Work to be completed - Nothing but the records themselves, exactly as written and free of pictures, should appear in your response.

Data shown -
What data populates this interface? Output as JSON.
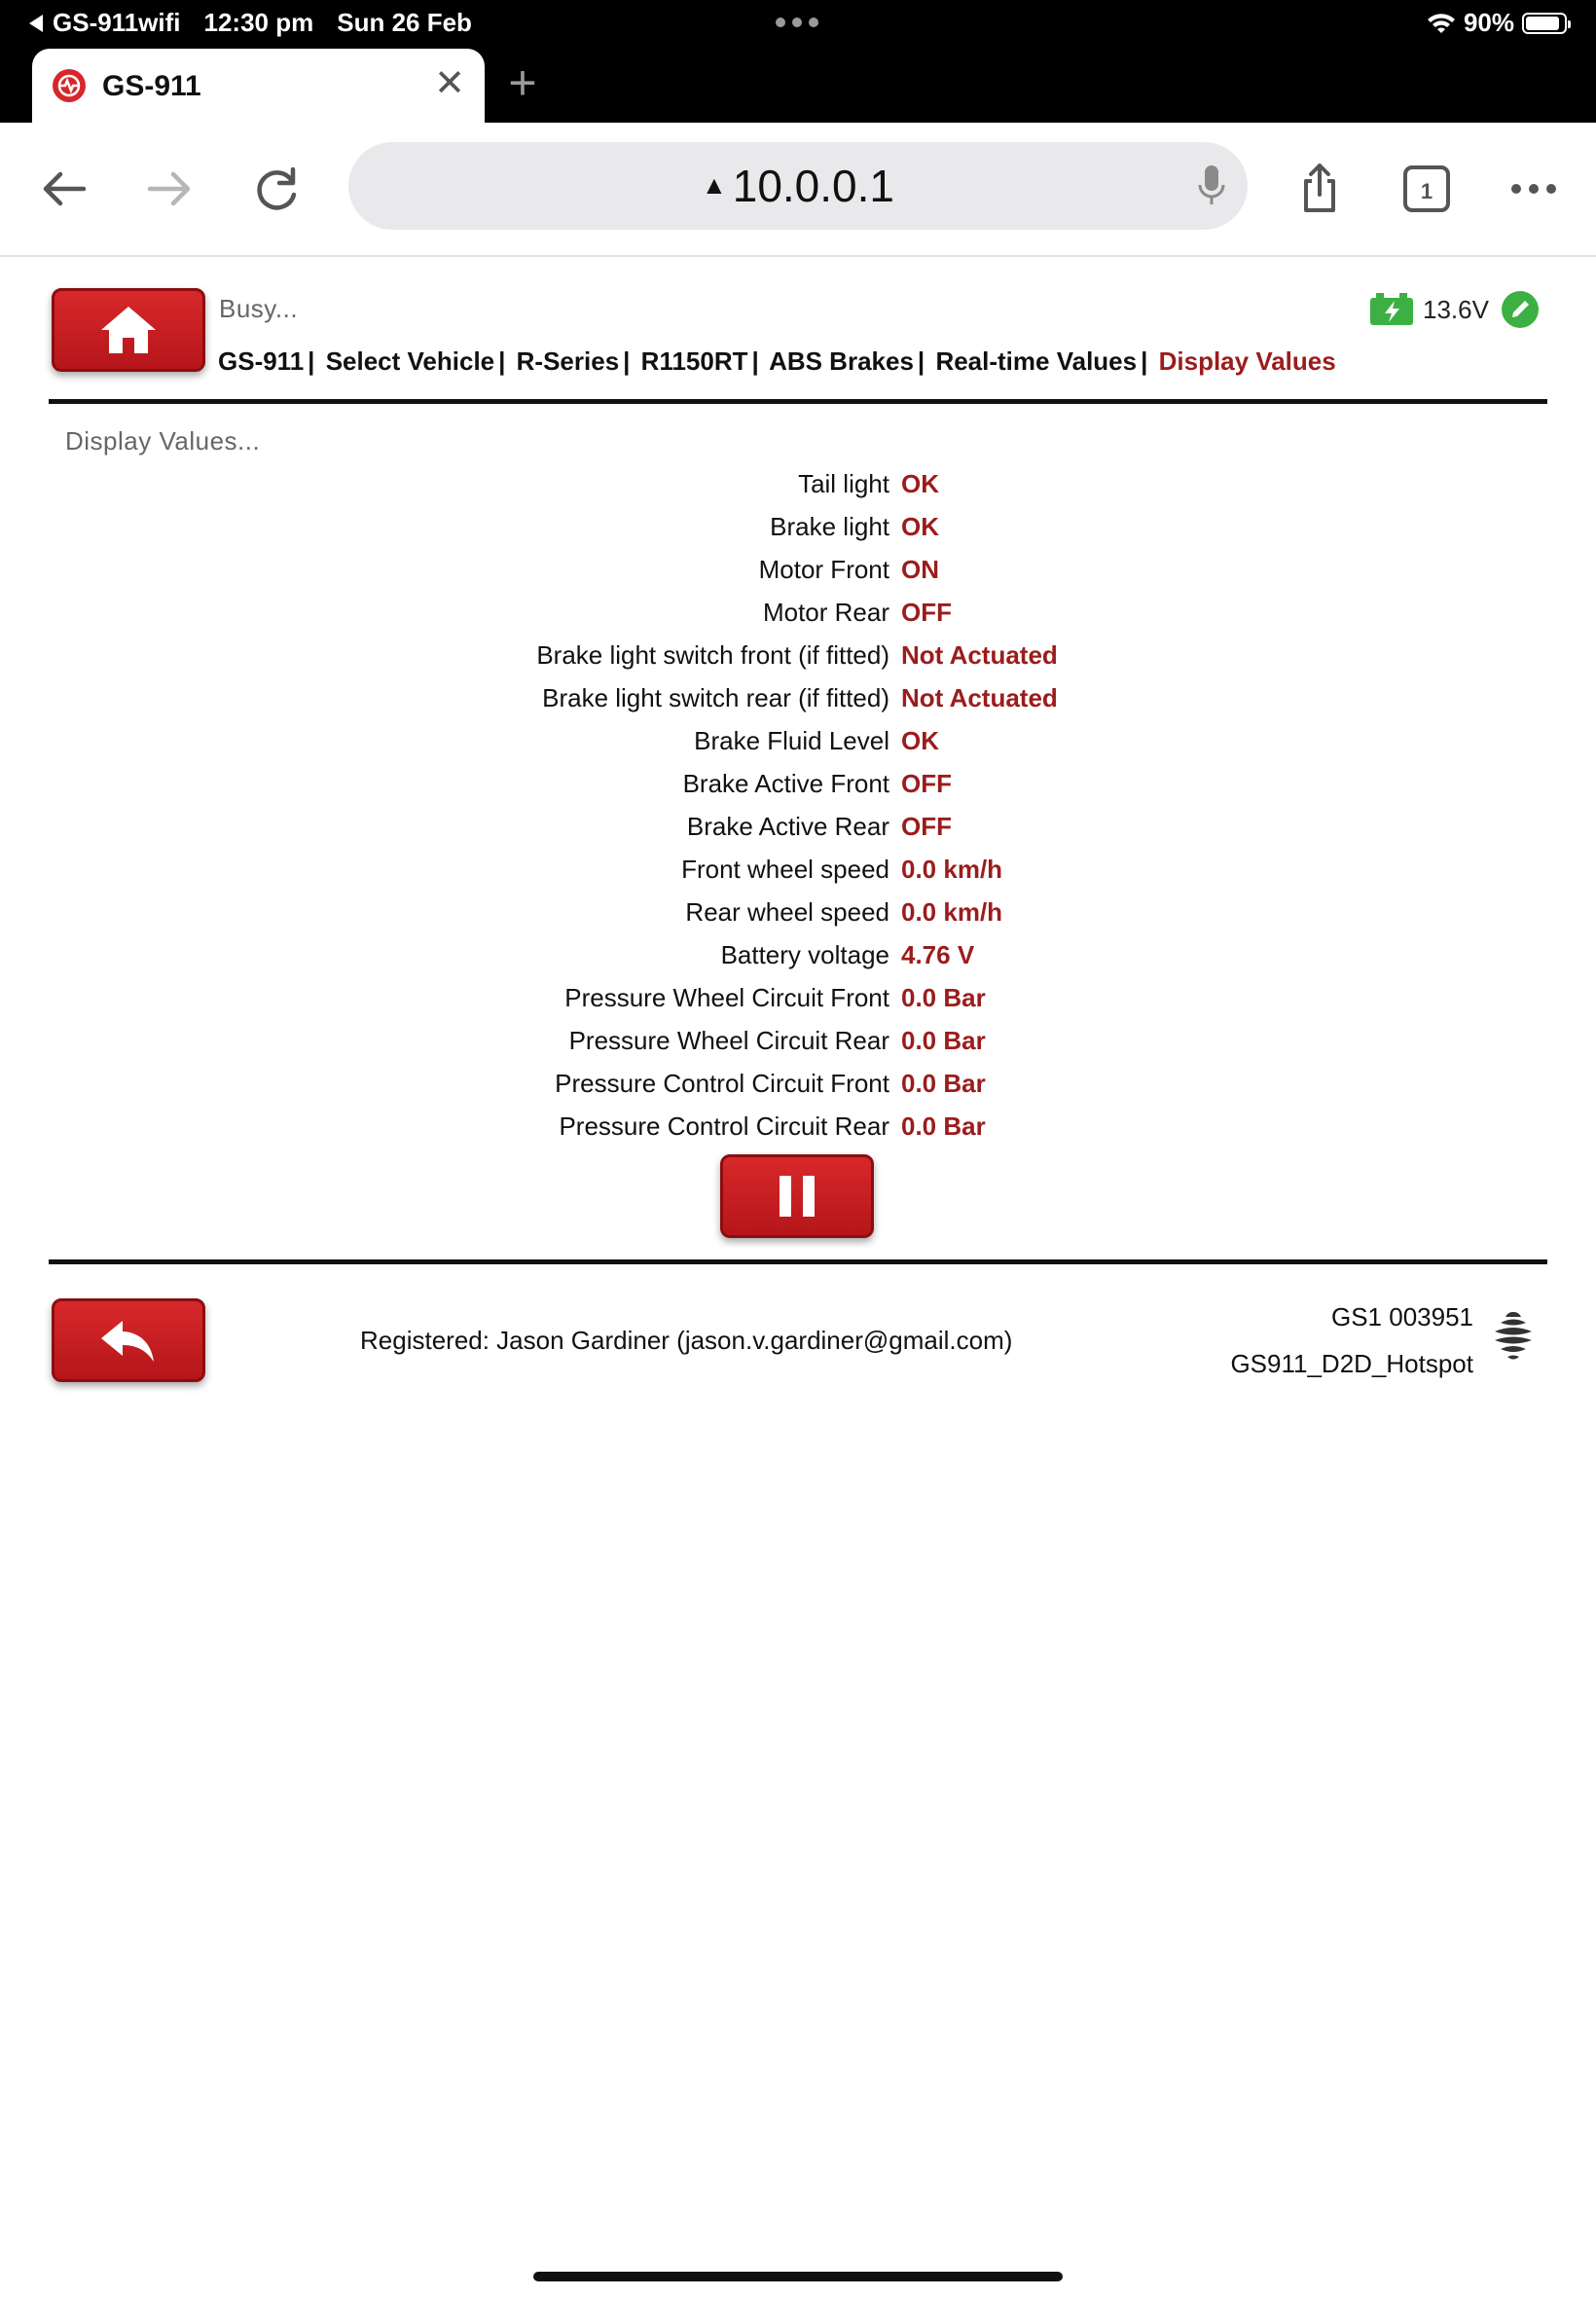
{
  "status_bar": {
    "carrier": "GS-911wifi",
    "time": "12:30 pm",
    "date": "Sun 26 Feb",
    "battery_percent": "90%",
    "battery_level": 0.9
  },
  "tab": {
    "title": "GS-911",
    "favicon": "gs911-logo-icon",
    "close_icon": "close-icon",
    "new_tab_icon": "plus-icon"
  },
  "toolbar": {
    "back_icon": "arrow-left-icon",
    "forward_icon": "arrow-right-icon",
    "reload_icon": "reload-icon",
    "url": "10.0.0.1",
    "url_warning_icon": "warning-triangle-icon",
    "mic_icon": "microphone-icon",
    "share_icon": "share-icon",
    "tabs_count": "1",
    "more_icon": "more-dots-icon"
  },
  "header": {
    "status": "Busy...",
    "breadcrumbs": [
      "GS-911",
      "Select Vehicle",
      "R-Series",
      "R1150RT",
      "ABS Brakes",
      "Real-time Values"
    ],
    "current_crumb": "Display Values",
    "separator": "|",
    "voltage": "13.6V",
    "battery_icon": "battery-charging-icon",
    "ok_icon": "pencil-check-icon",
    "home_icon": "home-icon"
  },
  "main": {
    "section_title": "Display Values...",
    "rows": [
      {
        "label": "Tail light",
        "value": "OK"
      },
      {
        "label": "Brake light",
        "value": "OK"
      },
      {
        "label": "Motor Front",
        "value": "ON"
      },
      {
        "label": "Motor Rear",
        "value": "OFF"
      },
      {
        "label": "Brake light switch front (if fitted)",
        "value": "Not Actuated"
      },
      {
        "label": "Brake light switch rear (if fitted)",
        "value": "Not Actuated"
      },
      {
        "label": "Brake Fluid Level",
        "value": "OK"
      },
      {
        "label": "Brake Active Front",
        "value": "OFF"
      },
      {
        "label": "Brake Active Rear",
        "value": "OFF"
      },
      {
        "label": "Front wheel speed",
        "value": "0.0 km/h"
      },
      {
        "label": "Rear wheel speed",
        "value": "0.0 km/h"
      },
      {
        "label": "Battery voltage",
        "value": "4.76 V"
      },
      {
        "label": "Pressure Wheel Circuit Front",
        "value": "0.0 Bar"
      },
      {
        "label": "Pressure Wheel Circuit Rear",
        "value": "0.0 Bar"
      },
      {
        "label": "Pressure Control Circuit Front",
        "value": "0.0 Bar"
      },
      {
        "label": "Pressure Control Circuit Rear",
        "value": "0.0 Bar"
      }
    ],
    "pause_icon": "pause-icon"
  },
  "footer": {
    "registered": "Registered: Jason Gardiner (jason.v.gardiner@gmail.com)",
    "serial": "GS1 003951",
    "network": "GS911_D2D_Hotspot",
    "back_icon": "undo-arrow-icon",
    "wifi_logo": "hexcode-wifi-logo-icon"
  },
  "colors": {
    "accent_red": "#c0191c",
    "value_red": "#9b1c1c",
    "status_green": "#3cb043"
  }
}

Reply -
What data populates this interface? Output as JSON.
{
  "status_bar": {
    "carrier": "GS-911wifi",
    "time": "12:30 pm",
    "date": "Sun 26 Feb",
    "battery_percent": "90%",
    "battery_level": 0.9
  },
  "tab": {
    "title": "GS-911",
    "favicon": "gs911-logo-icon",
    "close_icon": "close-icon",
    "new_tab_icon": "plus-icon"
  },
  "toolbar": {
    "back_icon": "arrow-left-icon",
    "forward_icon": "arrow-right-icon",
    "reload_icon": "reload-icon",
    "url": "10.0.0.1",
    "url_warning_icon": "warning-triangle-icon",
    "mic_icon": "microphone-icon",
    "share_icon": "share-icon",
    "tabs_count": "1",
    "more_icon": "more-dots-icon"
  },
  "header": {
    "status": "Busy...",
    "breadcrumbs": [
      "GS-911",
      "Select Vehicle",
      "R-Series",
      "R1150RT",
      "ABS Brakes",
      "Real-time Values"
    ],
    "current_crumb": "Display Values",
    "separator": "|",
    "voltage": "13.6V",
    "battery_icon": "battery-charging-icon",
    "ok_icon": "pencil-check-icon",
    "home_icon": "home-icon"
  },
  "main": {
    "section_title": "Display Values...",
    "rows": [
      {
        "label": "Tail light",
        "value": "OK"
      },
      {
        "label": "Brake light",
        "value": "OK"
      },
      {
        "label": "Motor Front",
        "value": "ON"
      },
      {
        "label": "Motor Rear",
        "value": "OFF"
      },
      {
        "label": "Brake light switch front (if fitted)",
        "value": "Not Actuated"
      },
      {
        "label": "Brake light switch rear (if fitted)",
        "value": "Not Actuated"
      },
      {
        "label": "Brake Fluid Level",
        "value": "OK"
      },
      {
        "label": "Brake Active Front",
        "value": "OFF"
      },
      {
        "label": "Brake Active Rear",
        "value": "OFF"
      },
      {
        "label": "Front wheel speed",
        "value": "0.0 km/h"
      },
      {
        "label": "Rear wheel speed",
        "value": "0.0 km/h"
      },
      {
        "label": "Battery voltage",
        "value": "4.76 V"
      },
      {
        "label": "Pressure Wheel Circuit Front",
        "value": "0.0 Bar"
      },
      {
        "label": "Pressure Wheel Circuit Rear",
        "value": "0.0 Bar"
      },
      {
        "label": "Pressure Control Circuit Front",
        "value": "0.0 Bar"
      },
      {
        "label": "Pressure Control Circuit Rear",
        "value": "0.0 Bar"
      }
    ],
    "pause_icon": "pause-icon"
  },
  "footer": {
    "registered": "Registered: Jason Gardiner (jason.v.gardiner@gmail.com)",
    "serial": "GS1 003951",
    "network": "GS911_D2D_Hotspot",
    "back_icon": "undo-arrow-icon",
    "wifi_logo": "hexcode-wifi-logo-icon"
  },
  "colors": {
    "accent_red": "#c0191c",
    "value_red": "#9b1c1c",
    "status_green": "#3cb043"
  }
}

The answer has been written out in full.